Developments and current challenges in the process of cell culture-based seasonal influenza vaccine manufacture in Japan

Glob Health Med. 2024 Apr 30;6(2):93-100. doi: 10.35772/ghm.2023.01070.


Seasonal influenza is an acute respiratory infection primarily caused by influenza A and B viruses, which circulate annually and cause substantial morbidity and mortality worldwide. Annual influenza vaccination is currently the most effective measure for preventing influenza and greatly reduces the risk of disease severity and the incidence of complications and death. Annual seasonal influenza vaccines are traditionally produced in Japan and many other countries using viruses propagated in embryonated chicken eggs. However, at present, the effectiveness of the seasonal influenza vaccines has some significant limitations, partly because of egg-adaptive mutations in the antigenic sites of the influenza virus haemagglutinin, which are caused by the continued evolution of seasonal influenza viruses. To overcome the limitations of egg-based influenza vaccine production, a mammalian cell culture-based influenza vaccine production system has been developed in Japan in the past decade as an alternative to the current production method. In this review, I have summarised the progress in the development of cell-based seasonal influenza vaccines and discussed the technological challenges encountered in the development of influenza vaccines.
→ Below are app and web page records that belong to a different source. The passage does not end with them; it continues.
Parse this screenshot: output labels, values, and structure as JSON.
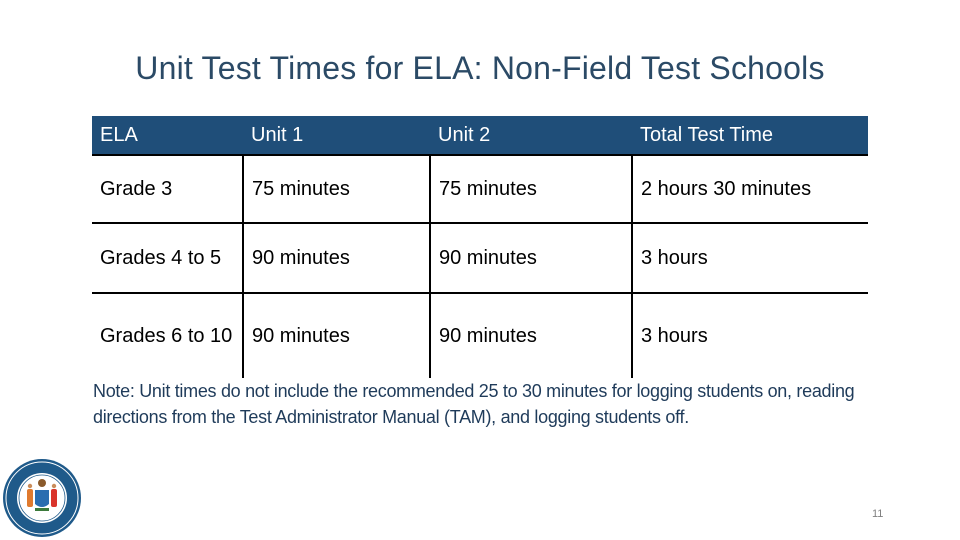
{
  "slide": {
    "title": "Unit Test Times for ELA: Non-Field Test Schools",
    "page_number": "11",
    "logo": "nj-department-of-education-seal",
    "colors": {
      "header_bg": "#1f4e79",
      "title": "#2b4a66",
      "note": "#1f3b5a"
    }
  },
  "table": {
    "headers": [
      "ELA",
      "Unit 1",
      "Unit 2",
      "Total Test Time"
    ],
    "rows": [
      [
        "Grade 3",
        "75 minutes",
        "75 minutes",
        "2 hours 30 minutes"
      ],
      [
        "Grades 4 to 5",
        "90 minutes",
        "90 minutes",
        "3 hours"
      ],
      [
        "Grades 6 to 10",
        "90 minutes",
        "90 minutes",
        "3 hours"
      ]
    ]
  },
  "note": "Note: Unit times do not include the recommended 25 to 30 minutes for logging students on, reading directions from the Test Administrator Manual (TAM), and logging students off."
}
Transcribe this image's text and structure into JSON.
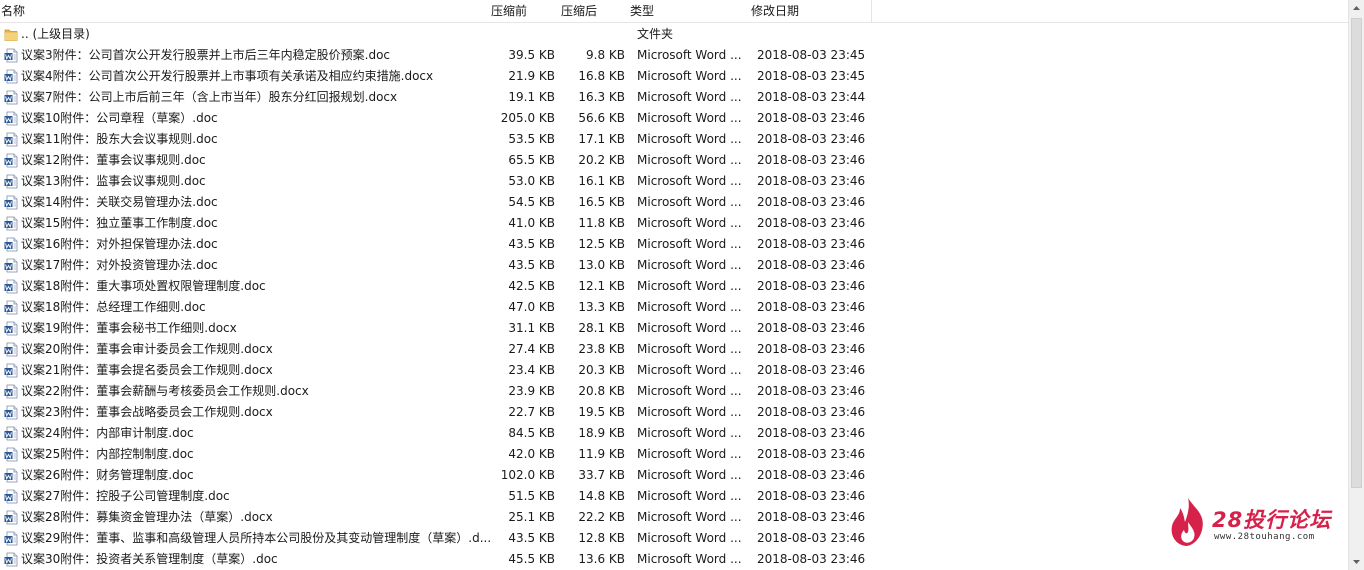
{
  "columns": {
    "name": "名称",
    "before": "压缩前",
    "after": "压缩后",
    "type": "类型",
    "modified": "修改日期"
  },
  "parent_row": {
    "name": ".. (上级目录)",
    "type": "文件夹",
    "icon": "folder-icon"
  },
  "files": [
    {
      "name": "议案3附件：公司首次公开发行股票并上市后三年内稳定股价预案.doc",
      "before": "39.5 KB",
      "after": "9.8 KB",
      "type": "Microsoft Word ...",
      "date": "2018-08-03 23:45"
    },
    {
      "name": "议案4附件：公司首次公开发行股票并上市事项有关承诺及相应约束措施.docx",
      "before": "21.9 KB",
      "after": "16.8 KB",
      "type": "Microsoft Word ...",
      "date": "2018-08-03 23:45"
    },
    {
      "name": "议案7附件：公司上市后前三年（含上市当年）股东分红回报规划.docx",
      "before": "19.1 KB",
      "after": "16.3 KB",
      "type": "Microsoft Word ...",
      "date": "2018-08-03 23:44"
    },
    {
      "name": "议案10附件：公司章程（草案）.doc",
      "before": "205.0 KB",
      "after": "56.6 KB",
      "type": "Microsoft Word ...",
      "date": "2018-08-03 23:46"
    },
    {
      "name": "议案11附件：股东大会议事规则.doc",
      "before": "53.5 KB",
      "after": "17.1 KB",
      "type": "Microsoft Word ...",
      "date": "2018-08-03 23:46"
    },
    {
      "name": "议案12附件：董事会议事规则.doc",
      "before": "65.5 KB",
      "after": "20.2 KB",
      "type": "Microsoft Word ...",
      "date": "2018-08-03 23:46"
    },
    {
      "name": "议案13附件：监事会议事规则.doc",
      "before": "53.0 KB",
      "after": "16.1 KB",
      "type": "Microsoft Word ...",
      "date": "2018-08-03 23:46"
    },
    {
      "name": "议案14附件：关联交易管理办法.doc",
      "before": "54.5 KB",
      "after": "16.5 KB",
      "type": "Microsoft Word ...",
      "date": "2018-08-03 23:46"
    },
    {
      "name": "议案15附件：独立董事工作制度.doc",
      "before": "41.0 KB",
      "after": "11.8 KB",
      "type": "Microsoft Word ...",
      "date": "2018-08-03 23:46"
    },
    {
      "name": "议案16附件：对外担保管理办法.doc",
      "before": "43.5 KB",
      "after": "12.5 KB",
      "type": "Microsoft Word ...",
      "date": "2018-08-03 23:46"
    },
    {
      "name": "议案17附件：对外投资管理办法.doc",
      "before": "43.5 KB",
      "after": "13.0 KB",
      "type": "Microsoft Word ...",
      "date": "2018-08-03 23:46"
    },
    {
      "name": "议案18附件：重大事项处置权限管理制度.doc",
      "before": "42.5 KB",
      "after": "12.1 KB",
      "type": "Microsoft Word ...",
      "date": "2018-08-03 23:46"
    },
    {
      "name": "议案18附件：总经理工作细则.doc",
      "before": "47.0 KB",
      "after": "13.3 KB",
      "type": "Microsoft Word ...",
      "date": "2018-08-03 23:46"
    },
    {
      "name": "议案19附件：董事会秘书工作细则.docx",
      "before": "31.1 KB",
      "after": "28.1 KB",
      "type": "Microsoft Word ...",
      "date": "2018-08-03 23:46"
    },
    {
      "name": "议案20附件：董事会审计委员会工作规则.docx",
      "before": "27.4 KB",
      "after": "23.8 KB",
      "type": "Microsoft Word ...",
      "date": "2018-08-03 23:46"
    },
    {
      "name": "议案21附件：董事会提名委员会工作规则.docx",
      "before": "23.4 KB",
      "after": "20.3 KB",
      "type": "Microsoft Word ...",
      "date": "2018-08-03 23:46"
    },
    {
      "name": "议案22附件：董事会薪酬与考核委员会工作规则.docx",
      "before": "23.9 KB",
      "after": "20.8 KB",
      "type": "Microsoft Word ...",
      "date": "2018-08-03 23:46"
    },
    {
      "name": "议案23附件：董事会战略委员会工作规则.docx",
      "before": "22.7 KB",
      "after": "19.5 KB",
      "type": "Microsoft Word ...",
      "date": "2018-08-03 23:46"
    },
    {
      "name": "议案24附件：内部审计制度.doc",
      "before": "84.5 KB",
      "after": "18.9 KB",
      "type": "Microsoft Word ...",
      "date": "2018-08-03 23:46"
    },
    {
      "name": "议案25附件：内部控制制度.doc",
      "before": "42.0 KB",
      "after": "11.9 KB",
      "type": "Microsoft Word ...",
      "date": "2018-08-03 23:46"
    },
    {
      "name": "议案26附件：财务管理制度.doc",
      "before": "102.0 KB",
      "after": "33.7 KB",
      "type": "Microsoft Word ...",
      "date": "2018-08-03 23:46"
    },
    {
      "name": "议案27附件：控股子公司管理制度.doc",
      "before": "51.5 KB",
      "after": "14.8 KB",
      "type": "Microsoft Word ...",
      "date": "2018-08-03 23:46"
    },
    {
      "name": "议案28附件：募集资金管理办法（草案）.docx",
      "before": "25.1 KB",
      "after": "22.2 KB",
      "type": "Microsoft Word ...",
      "date": "2018-08-03 23:46"
    },
    {
      "name": "议案29附件：董事、监事和高级管理人员所持本公司股份及其变动管理制度（草案）.d...",
      "before": "43.5 KB",
      "after": "12.8 KB",
      "type": "Microsoft Word ...",
      "date": "2018-08-03 23:46"
    },
    {
      "name": "议案30附件：投资者关系管理制度（草案）.doc",
      "before": "45.5 KB",
      "after": "13.6 KB",
      "type": "Microsoft Word ...",
      "date": "2018-08-03 23:46"
    }
  ],
  "file_icon": "word-doc-icon",
  "watermark": {
    "brand": "28投行论坛",
    "url": "www.28touhang.com",
    "icon": "flame-logo-icon",
    "color": "#d6224a"
  }
}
Keywords: MDCK cell-based influenza vaccine; cell culture techniques; mutation; seasonal influenza candidate vaccine virus; vaccine development.

Publication types

  • Review